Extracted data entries
+--

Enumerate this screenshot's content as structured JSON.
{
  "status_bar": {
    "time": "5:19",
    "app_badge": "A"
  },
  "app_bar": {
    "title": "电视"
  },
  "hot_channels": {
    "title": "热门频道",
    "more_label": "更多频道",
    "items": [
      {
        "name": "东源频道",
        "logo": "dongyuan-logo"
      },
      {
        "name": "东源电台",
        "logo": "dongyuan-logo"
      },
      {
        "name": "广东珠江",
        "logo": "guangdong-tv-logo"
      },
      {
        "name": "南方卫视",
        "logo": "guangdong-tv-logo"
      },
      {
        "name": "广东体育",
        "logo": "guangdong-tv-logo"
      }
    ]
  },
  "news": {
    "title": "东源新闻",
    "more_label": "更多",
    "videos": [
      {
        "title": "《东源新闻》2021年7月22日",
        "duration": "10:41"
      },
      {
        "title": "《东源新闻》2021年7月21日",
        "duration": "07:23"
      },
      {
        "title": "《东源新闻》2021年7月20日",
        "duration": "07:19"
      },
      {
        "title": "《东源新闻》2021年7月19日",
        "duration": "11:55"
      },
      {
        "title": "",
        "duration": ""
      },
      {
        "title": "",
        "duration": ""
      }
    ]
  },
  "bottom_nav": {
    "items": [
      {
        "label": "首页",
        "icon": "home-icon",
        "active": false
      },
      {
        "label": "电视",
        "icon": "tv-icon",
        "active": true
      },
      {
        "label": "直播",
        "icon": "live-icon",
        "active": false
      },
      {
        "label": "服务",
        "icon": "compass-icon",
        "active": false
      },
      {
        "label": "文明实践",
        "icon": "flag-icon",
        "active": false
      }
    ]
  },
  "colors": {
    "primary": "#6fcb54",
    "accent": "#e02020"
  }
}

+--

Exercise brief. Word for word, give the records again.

Response for this exercise.
Enumerate this screenshot's content as structured JSON.
{
  "status_bar": {
    "time": "5:19",
    "app_badge": "A"
  },
  "app_bar": {
    "title": "电视"
  },
  "hot_channels": {
    "title": "热门频道",
    "more_label": "更多频道",
    "items": [
      {
        "name": "东源频道",
        "logo": "dongyuan-logo"
      },
      {
        "name": "东源电台",
        "logo": "dongyuan-logo"
      },
      {
        "name": "广东珠江",
        "logo": "guangdong-tv-logo"
      },
      {
        "name": "南方卫视",
        "logo": "guangdong-tv-logo"
      },
      {
        "name": "广东体育",
        "logo": "guangdong-tv-logo"
      }
    ]
  },
  "news": {
    "title": "东源新闻",
    "more_label": "更多",
    "videos": [
      {
        "title": "《东源新闻》2021年7月22日",
        "duration": "10:41"
      },
      {
        "title": "《东源新闻》2021年7月21日",
        "duration": "07:23"
      },
      {
        "title": "《东源新闻》2021年7月20日",
        "duration": "07:19"
      },
      {
        "title": "《东源新闻》2021年7月19日",
        "duration": "11:55"
      },
      {
        "title": "",
        "duration": ""
      },
      {
        "title": "",
        "duration": ""
      }
    ]
  },
  "bottom_nav": {
    "items": [
      {
        "label": "首页",
        "icon": "home-icon",
        "active": false
      },
      {
        "label": "电视",
        "icon": "tv-icon",
        "active": true
      },
      {
        "label": "直播",
        "icon": "live-icon",
        "active": false
      },
      {
        "label": "服务",
        "icon": "compass-icon",
        "active": false
      },
      {
        "label": "文明实践",
        "icon": "flag-icon",
        "active": false
      }
    ]
  },
  "colors": {
    "primary": "#6fcb54",
    "accent": "#e02020"
  }
}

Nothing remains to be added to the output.